In terms of design and functionality, there are multiple styles you should know about when deciding what to look for in a sports bra.
For example? A criss-cross style at the back helps provide a firmer support. Racerback bras, where straps join together between shoulder blades to create a Y-shape, are recommended for more intense workouts. V Vertical centre designs can prevent the straps from slipping off the shoulders during exercise.
Pullover bras are probably the most common types of sports bra. They look like tank tops with an elasticised bottom-lining below the chest and are usually chosen by bustier women. They suit most sports – even running, if they’re made with a compression material.
There are also different sports bra designs for different levels of intensity: light (yoga), medium (hiking), and high (intense sports). They usually stipulate which sports they’re best suited to on the label.
How to get the right fit
The right fit for a sports bra is crucial. A poor fit could mean pinching, pain, or a lack of support.
What you should first look at in a sports bra is the band, because it determines 80% of the support. If the band digs into your skin, it’s too small and you should get a bigger size. But if it gapes, it’s going to fail its purpose, so pick a smaller size. If you can run two fingers under the strap, the fit should be comfortable. The same test should be applied to the straps, especially if they aren’t adjustable.
The cups are also something to consider if they are present. Something you can do to verify if it’s a good fit is lift and scoop your bust into the cups. If there’s any ‘spillage’ on the sides, it’s too big. If you see gaps or loose fabric anywhere, it’s probably too small.
Finally, do a few tests. Stretch your arms around to see if everything stays in place. Jump up and down a few times to see if you feel the support you need. If not, go for a bra with more compression.
Getting the right fit in a sports bra is a total game-changer when it comes to optimising your workout!
The importance of natural fibres and dyes
One of the most important considerations when knowing what to look for in a sports bra is the fabric.
As you probably know, what goes on your skin permeates through your body. Any nasty chemicals from dyes or artificial fibres can easily pass into your system. And the results can be highly detrimental! In fact, studies show that wearing the wrong sportswear can harm your health. But when it comes to bras, the results can even be breast cancer.
Yep, that’s right. The plastic contained in the clothing is the main cause, which is used by the major global sports brands. A study carried out by the Center for Environmental Health (CEH) found out that several sports bras contain dangerous levels of the estrogen-mimicking chemical BPA, which is an industrial chemical used precisely in plastics manufacturing.
What happens when BPA mimics the structure and function of the hormone estrogen is that estrogen receptors influence a variety of natural processes in your body. These range from cellular repair to fetal development. As explained by Dr. Jimena Díaz Leiva, Science Director at CEH:
“Even low levels of exposure during pregnancy have been associated with a variety of health problems in offspring.
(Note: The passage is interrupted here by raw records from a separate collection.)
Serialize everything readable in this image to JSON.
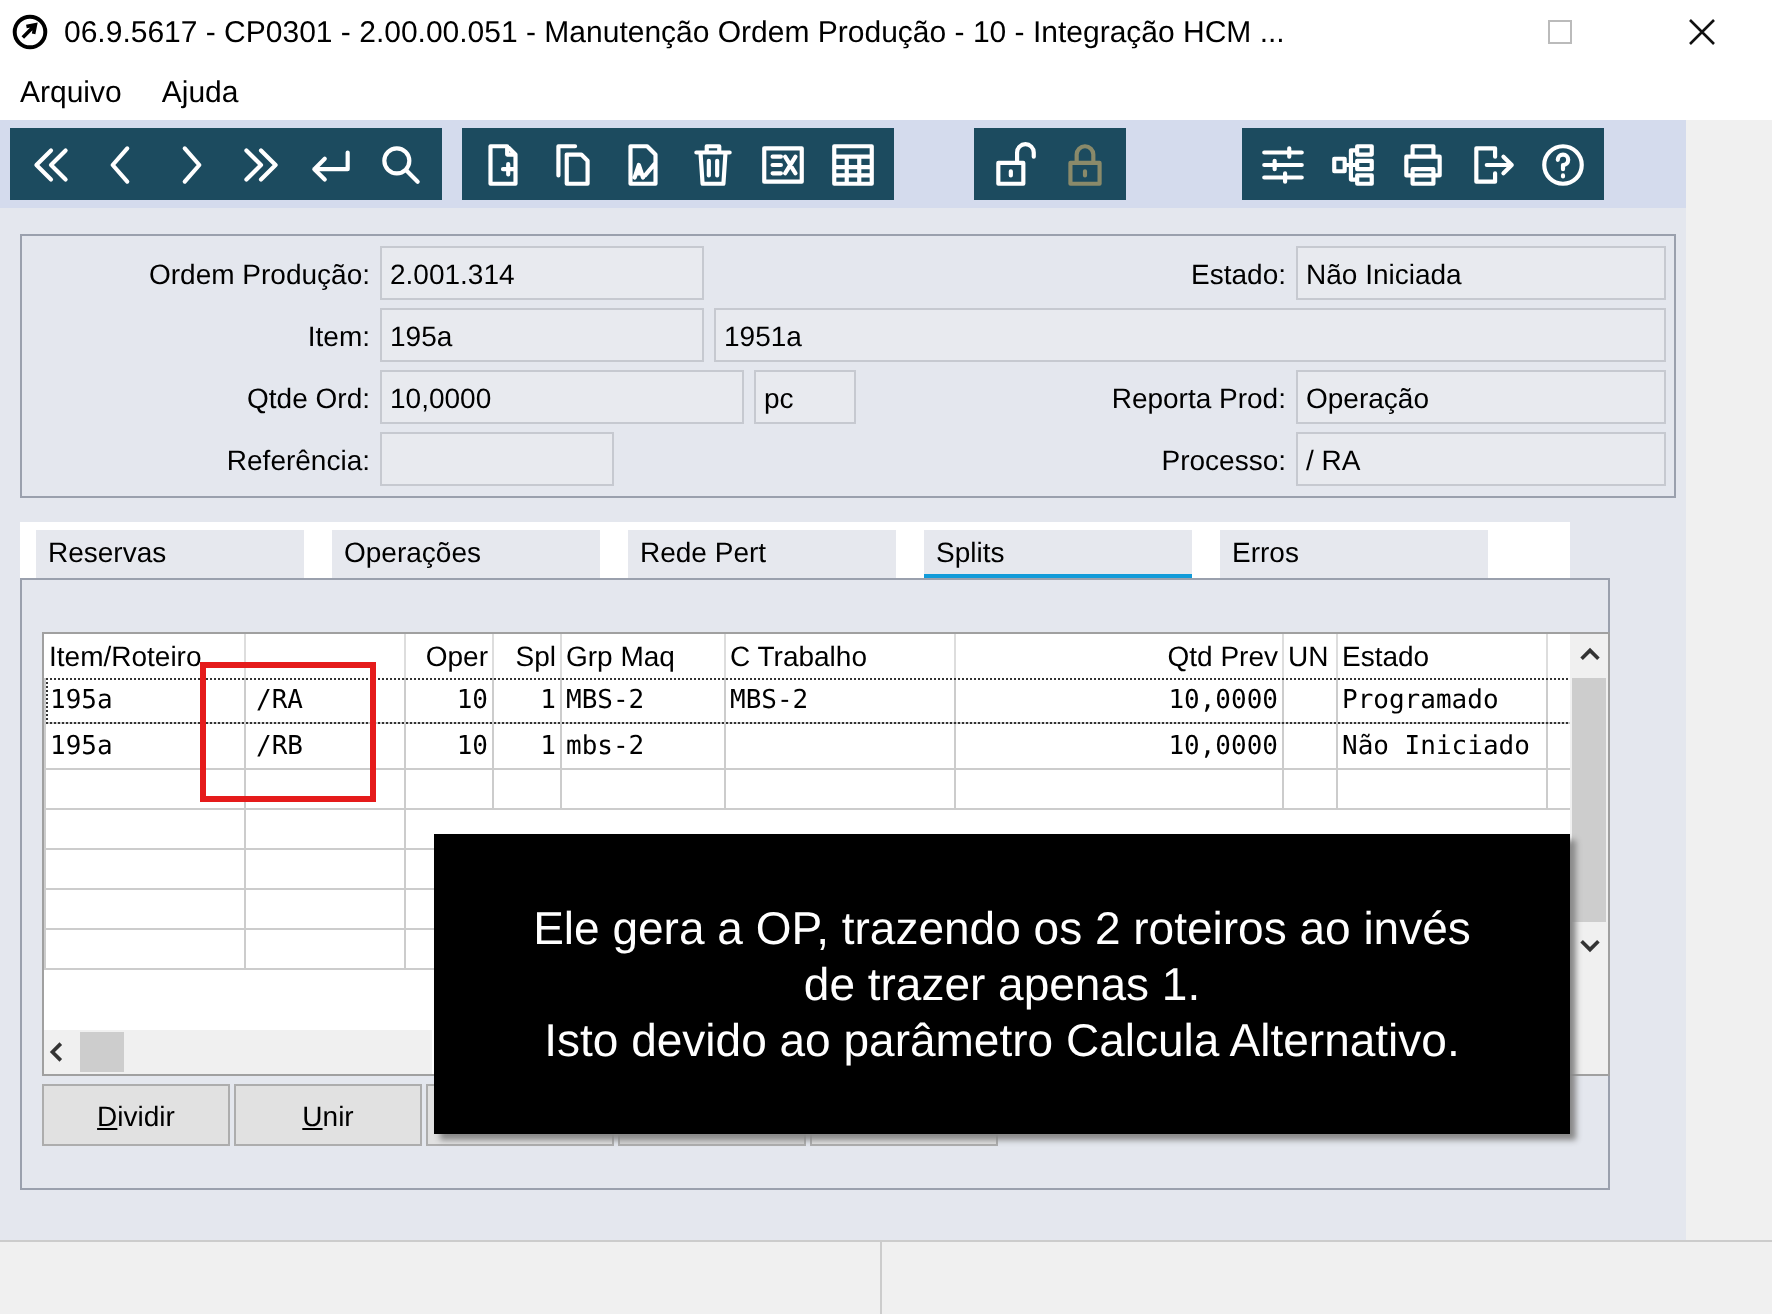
{
  "window": {
    "title": "06.9.5617 - CP0301 - 2.00.00.051 - Manutenção Ordem Produção - 10 - Integração HCM ..."
  },
  "menu": [
    {
      "label": "Arquivo"
    },
    {
      "label": "Ajuda"
    }
  ],
  "toolbar": [
    [
      {
        "kind": "first",
        "disabled": false
      },
      {
        "kind": "prev",
        "disabled": false
      },
      {
        "kind": "next",
        "disabled": false
      },
      {
        "kind": "last",
        "disabled": false
      },
      {
        "kind": "goto",
        "disabled": false
      },
      {
        "kind": "search",
        "disabled": false
      }
    ],
    [
      {
        "kind": "new",
        "disabled": false
      },
      {
        "kind": "copy",
        "disabled": false
      },
      {
        "kind": "edit",
        "disabled": false
      },
      {
        "kind": "delete",
        "disabled": false
      },
      {
        "kind": "excel",
        "disabled": false
      },
      {
        "kind": "calc",
        "disabled": false
      }
    ],
    [
      {
        "kind": "unlock",
        "disabled": false
      },
      {
        "kind": "lock",
        "disabled": true
      }
    ],
    [
      {
        "kind": "sliders",
        "disabled": false
      },
      {
        "kind": "tree",
        "disabled": false
      },
      {
        "kind": "print",
        "disabled": false
      },
      {
        "kind": "exit",
        "disabled": false
      },
      {
        "kind": "help",
        "disabled": false
      }
    ]
  ],
  "form": {
    "ordem": {
      "label": "Ordem Produção:",
      "value": "2.001.314"
    },
    "estado": {
      "label": "Estado:",
      "value": "Não Iniciada"
    },
    "item": {
      "label": "Item:",
      "value": "195a",
      "description": "1951a"
    },
    "qtde": {
      "label": "Qtde Ord:",
      "value": "10,0000",
      "unit": "pc"
    },
    "reporta": {
      "label": "Reporta Prod:",
      "value": "Operação"
    },
    "referencia": {
      "label": "Referência:"
    },
    "processo": {
      "label": "Processo:",
      "value": "/ RA"
    }
  },
  "tabs": [
    {
      "label": "Reservas",
      "selected": false
    },
    {
      "label": "Operações",
      "selected": false
    },
    {
      "label": "Rede Pert",
      "selected": false
    },
    {
      "label": "Splits",
      "selected": true
    },
    {
      "label": "Erros",
      "selected": false
    }
  ],
  "table": {
    "columns": [
      "Item/Roteiro",
      "",
      "Oper",
      "Spl",
      "Grp Maq",
      "C Trabalho",
      "Qtd Prev",
      "UN",
      "Estado"
    ],
    "rows": [
      {
        "selected": true,
        "cells": [
          "195a",
          "/RA",
          "10",
          "1",
          "MBS-2",
          "MBS-2",
          "10,0000",
          "",
          "Programado"
        ]
      },
      {
        "selected": false,
        "cells": [
          "195a",
          "/RB",
          "10",
          "1",
          "mbs-2",
          "",
          "10,0000",
          "",
          "Não Iniciado"
        ]
      }
    ]
  },
  "buttons": [
    {
      "label": "Dividir"
    },
    {
      "label": "Unir"
    }
  ],
  "callout": [
    "Ele gera a OP, trazendo os 2 roteiros ao invés",
    "de trazer apenas 1.",
    "Isto devido ao parâmetro Calcula Alternativo."
  ]
}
These problems include abnormal development of the mammary glands and ovaries that can increase the likelihood of developing breast or ovarian cancer later in life. These effects occur even at low levels of exposure like those seen in people today.”
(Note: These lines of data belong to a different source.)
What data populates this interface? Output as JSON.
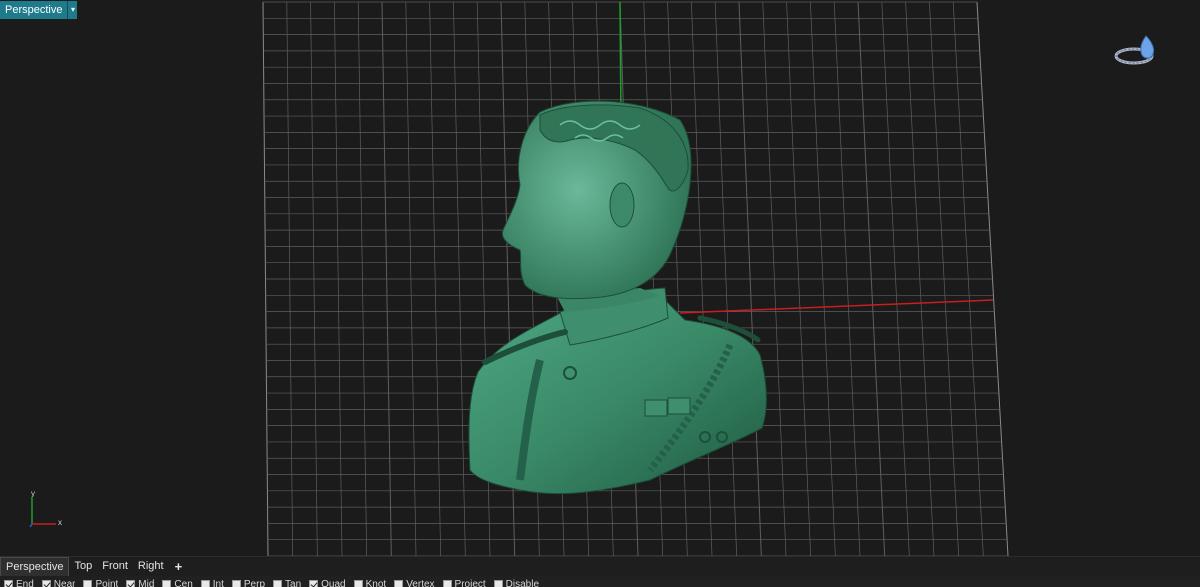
{
  "viewport": {
    "title": "Perspective",
    "title_menu_icon": "caret-down-icon",
    "axis_x_label": "x",
    "axis_y_label": "y",
    "navigation_widget_icon": "ring-with-gem-icon"
  },
  "tabs": [
    {
      "label": "Perspective",
      "active": true
    },
    {
      "label": "Top",
      "active": false
    },
    {
      "label": "Front",
      "active": false
    },
    {
      "label": "Right",
      "active": false
    }
  ],
  "add_tab_label": "+",
  "osnaps": [
    {
      "label": "End",
      "checked": true
    },
    {
      "label": "Near",
      "checked": true
    },
    {
      "label": "Point",
      "checked": false
    },
    {
      "label": "Mid",
      "checked": true
    },
    {
      "label": "Cen",
      "checked": false
    },
    {
      "label": "Int",
      "checked": false
    },
    {
      "label": "Perp",
      "checked": false
    },
    {
      "label": "Tan",
      "checked": false
    },
    {
      "label": "Quad",
      "checked": true
    },
    {
      "label": "Knot",
      "checked": false
    },
    {
      "label": "Vertex",
      "checked": false
    },
    {
      "label": "Project",
      "checked": false
    },
    {
      "label": "Disable",
      "checked": false
    }
  ],
  "colors": {
    "title_bg": "#1e7b8c",
    "grid": "#6b6b6b",
    "x_axis": "#c81e1e",
    "y_axis": "#1e9e2a",
    "model": "#3f8f6e"
  }
}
Therefore, it’s vital to look for brands that use natural materials, including: Tencel, modal, organic cotton, and hemp. Also look for natural fibre certifications such as OEKO-TEX and Ecocert.
Bear in mind that unfortunately there will likely be a small percentage of spandex to keep your sports bra stretchy and/or compressive, but the less the better.
All women benefit from knowing what to look for when buying a sports bra. Not only will you look good and feel good, you’ll also give yourself a competitive advantage, no matter what your sport of choice may be!
What do you look for when buying a sports bra? Let us know in the comments, below!
All Images: Booty by Brabants